Exercise goal
Find the lines of the material below that include the string "hours", then copy each one.

━━━━━━━━

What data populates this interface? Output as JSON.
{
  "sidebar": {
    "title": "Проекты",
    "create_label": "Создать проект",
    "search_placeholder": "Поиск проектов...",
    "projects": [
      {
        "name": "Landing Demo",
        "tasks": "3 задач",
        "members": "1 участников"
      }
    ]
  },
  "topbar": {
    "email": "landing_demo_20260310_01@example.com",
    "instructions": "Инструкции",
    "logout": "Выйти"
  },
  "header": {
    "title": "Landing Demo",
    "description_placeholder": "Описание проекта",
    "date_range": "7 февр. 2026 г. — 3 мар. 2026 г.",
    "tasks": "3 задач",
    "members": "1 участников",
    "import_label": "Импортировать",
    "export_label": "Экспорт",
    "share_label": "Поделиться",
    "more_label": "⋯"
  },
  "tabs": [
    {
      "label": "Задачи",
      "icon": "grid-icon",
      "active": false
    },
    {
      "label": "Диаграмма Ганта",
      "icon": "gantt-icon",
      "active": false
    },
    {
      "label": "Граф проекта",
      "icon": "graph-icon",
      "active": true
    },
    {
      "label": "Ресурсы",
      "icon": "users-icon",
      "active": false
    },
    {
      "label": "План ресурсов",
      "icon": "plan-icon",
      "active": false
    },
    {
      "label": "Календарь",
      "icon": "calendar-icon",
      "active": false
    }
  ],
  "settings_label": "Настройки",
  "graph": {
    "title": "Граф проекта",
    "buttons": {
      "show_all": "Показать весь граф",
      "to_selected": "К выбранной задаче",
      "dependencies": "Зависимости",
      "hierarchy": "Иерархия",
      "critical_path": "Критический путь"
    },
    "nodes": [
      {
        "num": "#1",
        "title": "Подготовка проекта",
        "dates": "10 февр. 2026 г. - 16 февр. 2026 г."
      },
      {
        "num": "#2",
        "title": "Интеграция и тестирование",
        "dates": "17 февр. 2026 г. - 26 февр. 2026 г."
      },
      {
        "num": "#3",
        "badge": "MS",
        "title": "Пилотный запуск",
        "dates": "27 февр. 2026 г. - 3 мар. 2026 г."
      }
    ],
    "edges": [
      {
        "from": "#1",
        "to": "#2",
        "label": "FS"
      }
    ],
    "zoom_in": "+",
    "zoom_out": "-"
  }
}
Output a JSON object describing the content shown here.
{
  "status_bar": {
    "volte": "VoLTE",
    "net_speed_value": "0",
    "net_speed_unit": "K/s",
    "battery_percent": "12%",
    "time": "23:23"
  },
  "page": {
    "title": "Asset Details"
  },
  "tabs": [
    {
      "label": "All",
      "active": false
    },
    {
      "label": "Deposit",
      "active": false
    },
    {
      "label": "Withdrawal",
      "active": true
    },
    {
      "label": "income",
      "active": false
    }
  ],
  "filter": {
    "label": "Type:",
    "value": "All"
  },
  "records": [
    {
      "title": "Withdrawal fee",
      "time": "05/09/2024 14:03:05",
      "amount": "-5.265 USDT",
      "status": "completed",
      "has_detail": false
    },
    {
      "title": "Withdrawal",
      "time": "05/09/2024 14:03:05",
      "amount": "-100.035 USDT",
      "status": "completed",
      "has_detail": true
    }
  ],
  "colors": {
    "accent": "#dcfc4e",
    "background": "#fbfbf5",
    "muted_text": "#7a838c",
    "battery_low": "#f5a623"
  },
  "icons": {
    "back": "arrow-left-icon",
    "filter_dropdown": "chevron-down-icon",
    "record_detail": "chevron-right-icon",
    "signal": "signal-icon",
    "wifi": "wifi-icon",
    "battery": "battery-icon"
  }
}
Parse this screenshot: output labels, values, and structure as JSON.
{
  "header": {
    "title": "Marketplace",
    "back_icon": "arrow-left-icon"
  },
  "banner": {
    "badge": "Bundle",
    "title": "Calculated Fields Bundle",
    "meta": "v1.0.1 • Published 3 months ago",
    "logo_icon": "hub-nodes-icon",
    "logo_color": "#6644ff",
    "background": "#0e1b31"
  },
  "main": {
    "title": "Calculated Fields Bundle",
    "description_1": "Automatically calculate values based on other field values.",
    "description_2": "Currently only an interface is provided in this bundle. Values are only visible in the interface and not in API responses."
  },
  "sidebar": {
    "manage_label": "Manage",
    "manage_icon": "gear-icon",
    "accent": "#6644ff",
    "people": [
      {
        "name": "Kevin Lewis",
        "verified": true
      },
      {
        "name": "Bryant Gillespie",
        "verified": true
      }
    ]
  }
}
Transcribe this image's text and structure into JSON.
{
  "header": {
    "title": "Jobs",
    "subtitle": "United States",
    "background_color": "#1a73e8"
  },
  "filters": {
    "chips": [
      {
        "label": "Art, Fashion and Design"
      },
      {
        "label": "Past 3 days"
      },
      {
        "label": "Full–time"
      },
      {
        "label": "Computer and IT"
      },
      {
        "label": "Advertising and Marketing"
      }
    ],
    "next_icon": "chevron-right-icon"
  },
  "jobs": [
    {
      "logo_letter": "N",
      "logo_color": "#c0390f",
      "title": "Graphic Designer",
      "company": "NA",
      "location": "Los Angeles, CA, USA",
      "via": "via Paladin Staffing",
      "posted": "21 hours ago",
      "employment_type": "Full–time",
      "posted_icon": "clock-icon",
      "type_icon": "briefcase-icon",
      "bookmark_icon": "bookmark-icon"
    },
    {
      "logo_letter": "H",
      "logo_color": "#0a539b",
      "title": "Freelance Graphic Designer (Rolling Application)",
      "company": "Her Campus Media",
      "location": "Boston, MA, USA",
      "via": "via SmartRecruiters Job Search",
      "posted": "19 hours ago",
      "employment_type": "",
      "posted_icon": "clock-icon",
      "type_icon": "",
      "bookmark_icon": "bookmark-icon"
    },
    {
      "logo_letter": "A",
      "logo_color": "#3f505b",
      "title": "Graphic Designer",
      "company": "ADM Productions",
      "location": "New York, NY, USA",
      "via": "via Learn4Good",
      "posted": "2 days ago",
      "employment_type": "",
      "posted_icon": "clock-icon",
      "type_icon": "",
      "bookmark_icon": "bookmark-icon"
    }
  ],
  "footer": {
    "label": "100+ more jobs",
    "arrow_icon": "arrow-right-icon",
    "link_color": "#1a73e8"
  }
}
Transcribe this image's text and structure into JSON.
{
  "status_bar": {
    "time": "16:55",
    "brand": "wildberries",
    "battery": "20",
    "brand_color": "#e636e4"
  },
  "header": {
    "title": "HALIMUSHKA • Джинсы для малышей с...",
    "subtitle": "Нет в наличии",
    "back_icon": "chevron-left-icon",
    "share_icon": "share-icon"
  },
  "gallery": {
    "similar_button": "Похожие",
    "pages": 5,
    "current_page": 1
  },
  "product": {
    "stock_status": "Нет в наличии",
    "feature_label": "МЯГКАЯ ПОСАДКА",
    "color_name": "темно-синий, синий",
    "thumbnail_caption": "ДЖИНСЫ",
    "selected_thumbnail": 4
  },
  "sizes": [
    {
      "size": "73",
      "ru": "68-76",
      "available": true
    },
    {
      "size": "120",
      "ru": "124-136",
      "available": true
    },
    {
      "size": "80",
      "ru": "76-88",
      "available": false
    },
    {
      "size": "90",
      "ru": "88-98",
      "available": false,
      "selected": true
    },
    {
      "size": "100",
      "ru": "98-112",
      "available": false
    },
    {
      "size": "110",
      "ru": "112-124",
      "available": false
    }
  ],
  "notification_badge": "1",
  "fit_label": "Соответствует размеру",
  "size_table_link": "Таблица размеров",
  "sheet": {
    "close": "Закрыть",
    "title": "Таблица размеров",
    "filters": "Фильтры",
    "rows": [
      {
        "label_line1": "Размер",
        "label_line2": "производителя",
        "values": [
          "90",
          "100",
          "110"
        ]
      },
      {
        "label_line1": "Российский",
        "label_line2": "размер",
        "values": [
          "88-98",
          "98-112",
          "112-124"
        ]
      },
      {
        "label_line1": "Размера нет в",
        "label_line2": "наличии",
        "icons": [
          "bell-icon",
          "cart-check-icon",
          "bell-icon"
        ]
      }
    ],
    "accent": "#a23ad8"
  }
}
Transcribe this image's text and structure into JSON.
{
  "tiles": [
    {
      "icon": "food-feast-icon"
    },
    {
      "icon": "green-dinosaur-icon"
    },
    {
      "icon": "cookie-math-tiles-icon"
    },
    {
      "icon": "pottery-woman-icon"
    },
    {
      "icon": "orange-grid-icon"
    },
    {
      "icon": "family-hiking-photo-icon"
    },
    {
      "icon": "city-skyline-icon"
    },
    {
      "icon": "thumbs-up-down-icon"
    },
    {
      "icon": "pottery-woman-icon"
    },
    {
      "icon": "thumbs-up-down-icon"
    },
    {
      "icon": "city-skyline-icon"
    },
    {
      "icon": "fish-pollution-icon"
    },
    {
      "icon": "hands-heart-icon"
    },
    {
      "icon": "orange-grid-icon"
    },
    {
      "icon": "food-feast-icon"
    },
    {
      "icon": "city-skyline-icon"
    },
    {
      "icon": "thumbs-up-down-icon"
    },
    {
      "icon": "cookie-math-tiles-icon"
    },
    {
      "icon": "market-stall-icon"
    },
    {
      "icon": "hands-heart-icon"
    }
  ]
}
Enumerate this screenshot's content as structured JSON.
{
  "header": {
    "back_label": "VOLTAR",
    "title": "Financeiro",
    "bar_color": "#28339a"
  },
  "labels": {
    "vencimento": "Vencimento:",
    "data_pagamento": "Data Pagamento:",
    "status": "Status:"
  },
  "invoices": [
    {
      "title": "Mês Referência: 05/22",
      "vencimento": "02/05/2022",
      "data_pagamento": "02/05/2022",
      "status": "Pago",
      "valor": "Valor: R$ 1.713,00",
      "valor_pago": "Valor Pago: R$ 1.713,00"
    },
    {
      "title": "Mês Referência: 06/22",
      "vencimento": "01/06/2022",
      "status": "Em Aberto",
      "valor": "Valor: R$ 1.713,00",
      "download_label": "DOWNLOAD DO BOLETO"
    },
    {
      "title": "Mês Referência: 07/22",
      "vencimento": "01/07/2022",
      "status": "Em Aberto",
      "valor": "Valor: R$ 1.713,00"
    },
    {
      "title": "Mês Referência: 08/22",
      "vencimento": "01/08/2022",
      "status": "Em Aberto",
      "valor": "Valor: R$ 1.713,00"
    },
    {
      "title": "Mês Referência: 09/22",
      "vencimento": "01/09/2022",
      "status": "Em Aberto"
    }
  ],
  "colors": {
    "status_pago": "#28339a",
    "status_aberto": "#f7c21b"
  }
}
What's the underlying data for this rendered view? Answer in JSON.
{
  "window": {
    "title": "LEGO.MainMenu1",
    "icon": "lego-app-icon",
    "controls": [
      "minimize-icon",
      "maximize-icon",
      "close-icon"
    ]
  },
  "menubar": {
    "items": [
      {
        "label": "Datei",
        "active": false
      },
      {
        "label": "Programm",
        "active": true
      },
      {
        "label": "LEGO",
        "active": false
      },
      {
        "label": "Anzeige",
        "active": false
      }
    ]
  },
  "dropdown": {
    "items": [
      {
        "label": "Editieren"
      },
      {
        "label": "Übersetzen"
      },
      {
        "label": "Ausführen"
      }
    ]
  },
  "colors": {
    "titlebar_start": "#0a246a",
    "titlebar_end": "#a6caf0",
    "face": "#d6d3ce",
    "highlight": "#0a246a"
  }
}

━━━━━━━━

Answer area
      "posted": "21 hours ago",
      "posted": "19 hours ago",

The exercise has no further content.